The top price appears to have risen, from 294 to 310. So Platini was sorry, just not quite as sorry as he would like you to think. Let’s see how sorry he is when the match returns to Wembley next year.
Moyes is mistaken
Short memory: Moyes
Did David Moyes, the Everton manager, glean nothing from the furore around the signing of goalkeeper Tim Howard from Manchester United
It is no longer possible to strike a gentleman’s agreement over players — that is third-party interference and illegal. Harry Redknapp was right to say Tottenham would honour no such deal on Louis Saha.
The only reason Everton and Manchester United were not in serious trouble for the Howard arrangement in 2007 — his loan was made permanent in the January transfer window, but on the proviso he did not play against United later in the season — was because it emerged as Sir Alex Ferguson was about to clinch the title and Premier League chairman Sir Dave Richards knew of the agreement.
Maybe Moyes did not fully understand the possible consequences after the Premier League brushed the scandal aside. He needs to have it explained, though.
Redknapp was right to ignore the suggestion on Saha, but it cannot be allowed to happen again.
A desperate measure in desperate times
Confronted by angry fans, Steve Morgan, owner of Wolverhampton Wanderers, told them he would have scored had he been playing against Blackburn Rovers on Saturday. A foolish statement, unproven and irrelevant.
Wolves do not need Morgan to hang around the penalty box looking for knockdowns; they need him to make sensible executive decisions to steer the club through a crisis. This seems beyond him.
The calamitous aftermath of Mick McCarthy’s dismissal now includes defender Roger Johnson turning up drunk for training. This does not happen if there is respect for the manager. Sadly, nobody thinks Terry Connor is a long-term appointment and recent results suggest surrender.
Morgan’s decision to settle for a familiar member of the backroom staff, safe and cheap, was dire stewardship and may prove to have sealed Wolves’ fate as comprehensively as any failure in front of goal.

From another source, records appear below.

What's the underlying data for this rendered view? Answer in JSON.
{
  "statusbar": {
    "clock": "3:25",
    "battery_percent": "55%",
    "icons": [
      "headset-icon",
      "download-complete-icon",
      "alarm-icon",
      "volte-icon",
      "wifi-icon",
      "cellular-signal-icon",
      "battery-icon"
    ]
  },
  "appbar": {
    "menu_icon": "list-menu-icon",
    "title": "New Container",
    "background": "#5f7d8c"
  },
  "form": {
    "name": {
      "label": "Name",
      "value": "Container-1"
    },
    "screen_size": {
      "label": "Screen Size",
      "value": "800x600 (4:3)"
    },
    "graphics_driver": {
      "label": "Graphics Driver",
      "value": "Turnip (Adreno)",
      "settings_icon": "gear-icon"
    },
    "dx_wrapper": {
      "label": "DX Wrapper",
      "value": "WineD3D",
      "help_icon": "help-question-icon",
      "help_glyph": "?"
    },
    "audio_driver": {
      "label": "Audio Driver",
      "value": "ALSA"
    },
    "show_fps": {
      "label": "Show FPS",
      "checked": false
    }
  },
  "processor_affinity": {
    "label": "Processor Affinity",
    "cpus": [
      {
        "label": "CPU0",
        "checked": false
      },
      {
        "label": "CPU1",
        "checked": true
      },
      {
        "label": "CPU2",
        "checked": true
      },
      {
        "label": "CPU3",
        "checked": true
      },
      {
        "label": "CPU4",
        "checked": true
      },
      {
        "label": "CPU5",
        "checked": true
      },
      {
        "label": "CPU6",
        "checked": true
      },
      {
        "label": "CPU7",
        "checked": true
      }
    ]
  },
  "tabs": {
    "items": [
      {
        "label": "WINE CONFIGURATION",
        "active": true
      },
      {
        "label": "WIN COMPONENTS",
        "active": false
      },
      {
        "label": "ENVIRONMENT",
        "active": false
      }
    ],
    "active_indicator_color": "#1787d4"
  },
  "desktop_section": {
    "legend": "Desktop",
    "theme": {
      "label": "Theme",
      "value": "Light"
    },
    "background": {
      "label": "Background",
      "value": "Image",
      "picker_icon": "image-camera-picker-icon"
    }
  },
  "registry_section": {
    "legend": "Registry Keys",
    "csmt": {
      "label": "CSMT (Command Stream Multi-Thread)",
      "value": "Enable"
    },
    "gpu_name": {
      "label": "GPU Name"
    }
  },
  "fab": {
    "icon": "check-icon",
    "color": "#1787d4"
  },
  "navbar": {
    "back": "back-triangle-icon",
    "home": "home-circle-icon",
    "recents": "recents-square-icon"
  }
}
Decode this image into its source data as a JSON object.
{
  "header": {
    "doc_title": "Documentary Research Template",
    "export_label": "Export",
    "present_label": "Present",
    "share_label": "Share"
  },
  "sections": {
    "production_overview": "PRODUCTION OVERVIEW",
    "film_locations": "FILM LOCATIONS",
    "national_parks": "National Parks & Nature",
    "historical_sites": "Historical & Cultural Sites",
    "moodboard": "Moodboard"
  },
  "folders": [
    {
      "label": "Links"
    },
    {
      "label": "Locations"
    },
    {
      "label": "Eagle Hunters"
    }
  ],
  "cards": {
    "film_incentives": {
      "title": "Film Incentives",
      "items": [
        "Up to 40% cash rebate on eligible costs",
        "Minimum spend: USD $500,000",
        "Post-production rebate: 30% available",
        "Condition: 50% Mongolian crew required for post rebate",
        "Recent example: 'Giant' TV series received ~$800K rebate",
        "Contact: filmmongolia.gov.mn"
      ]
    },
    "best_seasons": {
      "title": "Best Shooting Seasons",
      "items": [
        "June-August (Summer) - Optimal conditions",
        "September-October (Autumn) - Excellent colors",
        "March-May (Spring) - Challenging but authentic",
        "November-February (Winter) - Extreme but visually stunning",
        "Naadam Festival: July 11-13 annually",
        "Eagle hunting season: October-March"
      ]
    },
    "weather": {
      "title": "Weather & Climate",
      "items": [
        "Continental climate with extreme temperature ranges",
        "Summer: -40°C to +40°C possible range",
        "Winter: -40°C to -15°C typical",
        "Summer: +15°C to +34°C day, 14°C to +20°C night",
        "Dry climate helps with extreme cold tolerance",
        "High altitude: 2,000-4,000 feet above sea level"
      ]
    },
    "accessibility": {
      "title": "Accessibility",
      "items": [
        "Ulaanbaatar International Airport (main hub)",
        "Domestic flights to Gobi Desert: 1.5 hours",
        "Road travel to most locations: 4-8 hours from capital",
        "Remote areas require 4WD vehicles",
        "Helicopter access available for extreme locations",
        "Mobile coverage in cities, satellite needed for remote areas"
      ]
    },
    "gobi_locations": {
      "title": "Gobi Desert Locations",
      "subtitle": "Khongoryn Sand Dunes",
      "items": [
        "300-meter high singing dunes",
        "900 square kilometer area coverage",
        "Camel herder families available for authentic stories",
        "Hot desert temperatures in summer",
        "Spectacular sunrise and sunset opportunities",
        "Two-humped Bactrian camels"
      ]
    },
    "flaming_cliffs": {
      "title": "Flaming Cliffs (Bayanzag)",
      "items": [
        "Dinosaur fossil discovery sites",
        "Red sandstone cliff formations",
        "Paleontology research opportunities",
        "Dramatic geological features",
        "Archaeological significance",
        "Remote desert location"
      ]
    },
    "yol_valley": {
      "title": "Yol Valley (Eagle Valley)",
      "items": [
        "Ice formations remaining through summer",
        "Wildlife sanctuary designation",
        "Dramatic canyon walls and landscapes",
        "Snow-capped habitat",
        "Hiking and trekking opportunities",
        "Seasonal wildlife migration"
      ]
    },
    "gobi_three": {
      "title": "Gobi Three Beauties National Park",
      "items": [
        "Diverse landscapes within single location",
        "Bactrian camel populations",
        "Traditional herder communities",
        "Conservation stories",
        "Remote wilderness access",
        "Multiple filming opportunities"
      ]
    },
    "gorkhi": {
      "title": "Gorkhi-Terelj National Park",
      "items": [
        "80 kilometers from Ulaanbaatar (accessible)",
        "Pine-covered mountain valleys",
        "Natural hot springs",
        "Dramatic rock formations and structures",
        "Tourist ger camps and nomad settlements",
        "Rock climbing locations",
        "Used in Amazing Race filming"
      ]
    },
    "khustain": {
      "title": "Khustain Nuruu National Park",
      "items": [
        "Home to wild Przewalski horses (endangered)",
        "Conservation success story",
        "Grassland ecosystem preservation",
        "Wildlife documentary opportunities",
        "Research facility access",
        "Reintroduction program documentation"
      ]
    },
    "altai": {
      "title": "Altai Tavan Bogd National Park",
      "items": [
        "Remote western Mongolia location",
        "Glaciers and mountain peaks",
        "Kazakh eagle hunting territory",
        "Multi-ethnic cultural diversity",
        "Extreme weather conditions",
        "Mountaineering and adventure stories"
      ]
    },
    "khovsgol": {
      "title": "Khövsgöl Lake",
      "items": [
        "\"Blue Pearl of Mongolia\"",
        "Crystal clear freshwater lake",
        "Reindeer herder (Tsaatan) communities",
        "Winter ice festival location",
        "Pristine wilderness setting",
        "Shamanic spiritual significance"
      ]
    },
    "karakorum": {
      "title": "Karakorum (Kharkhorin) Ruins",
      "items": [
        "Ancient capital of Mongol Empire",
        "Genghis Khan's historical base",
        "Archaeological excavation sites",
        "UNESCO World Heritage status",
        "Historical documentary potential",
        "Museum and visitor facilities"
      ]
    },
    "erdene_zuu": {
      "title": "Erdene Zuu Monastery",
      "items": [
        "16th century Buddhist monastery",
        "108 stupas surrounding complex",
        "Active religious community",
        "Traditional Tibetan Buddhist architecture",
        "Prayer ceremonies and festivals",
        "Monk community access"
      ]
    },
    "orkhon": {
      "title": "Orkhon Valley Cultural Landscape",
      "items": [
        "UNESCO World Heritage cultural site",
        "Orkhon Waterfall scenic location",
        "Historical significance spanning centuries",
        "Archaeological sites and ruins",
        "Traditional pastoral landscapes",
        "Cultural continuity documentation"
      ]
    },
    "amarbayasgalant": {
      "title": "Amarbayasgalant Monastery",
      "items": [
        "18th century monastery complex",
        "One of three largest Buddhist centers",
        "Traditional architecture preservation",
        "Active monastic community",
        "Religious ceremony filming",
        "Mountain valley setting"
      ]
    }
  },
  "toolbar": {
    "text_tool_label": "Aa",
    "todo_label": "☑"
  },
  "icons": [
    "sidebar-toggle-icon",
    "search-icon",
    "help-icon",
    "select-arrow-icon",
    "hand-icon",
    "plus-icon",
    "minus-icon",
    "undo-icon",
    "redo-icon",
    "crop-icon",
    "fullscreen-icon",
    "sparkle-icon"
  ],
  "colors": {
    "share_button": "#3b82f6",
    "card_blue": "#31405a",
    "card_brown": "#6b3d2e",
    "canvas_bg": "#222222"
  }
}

UEFA must learn
Donetsk’s status as a European 2012 host city is built on a lie. To meet the criteria for the number of hotel rooms needed to host a semi-final — as the city will on June 27 — UEFA had to extend Donetsk’s supposed radius to 155 miles. Hotels are thinking of a number and cubing it, knowing fans have little choice but to pay big or stay home.
And, delightfully, many are doing just that. There is increasing panic in Ukraine that overpriced hotel packages remain unsold. France versus England was the hottest ticket at Euro 2004, played in Lisbon at the accessible Estadio da Luz.
Memento: France coach Laurent Blanc receives a gift from the city of Donetsk, where England will play his side on 11 June
Yet both the Football Association and the French federation have already returned tickets for the rematch in Donetsk. Good. It serves UEFA right. Executives cannot continue this we’re-alright-Jack approach, cosily ensconced in five-star accommodation and stuff the rest of you.
A few banks of empty seats and a few hoteliers crying into their unused pillowcases and maybe they will learn.
The best documentary about football The Four Year Plan wasn’t even the best film made about Queens Park Rangers.
That accolade should go to The Final Score, the composer Michael Nyman’s homage to Stan Bowles and his Saturdays spent at Loftus Road.
The music, naturally, is stunning, but the evocation of a football age long passed is beautiful and moving.
If the Rangers commercial department wants a film their fans can watch without hiding behind the sofa in embarrassment, they should buy the rights to Final Score and have it in the club shop in time for the end of the season.
With Manchester City, Manchester United, Tottenham, Arsenal, Chelsea, Liverpool and Sunderland still to play, fans may need a warm memory to cheer them by then.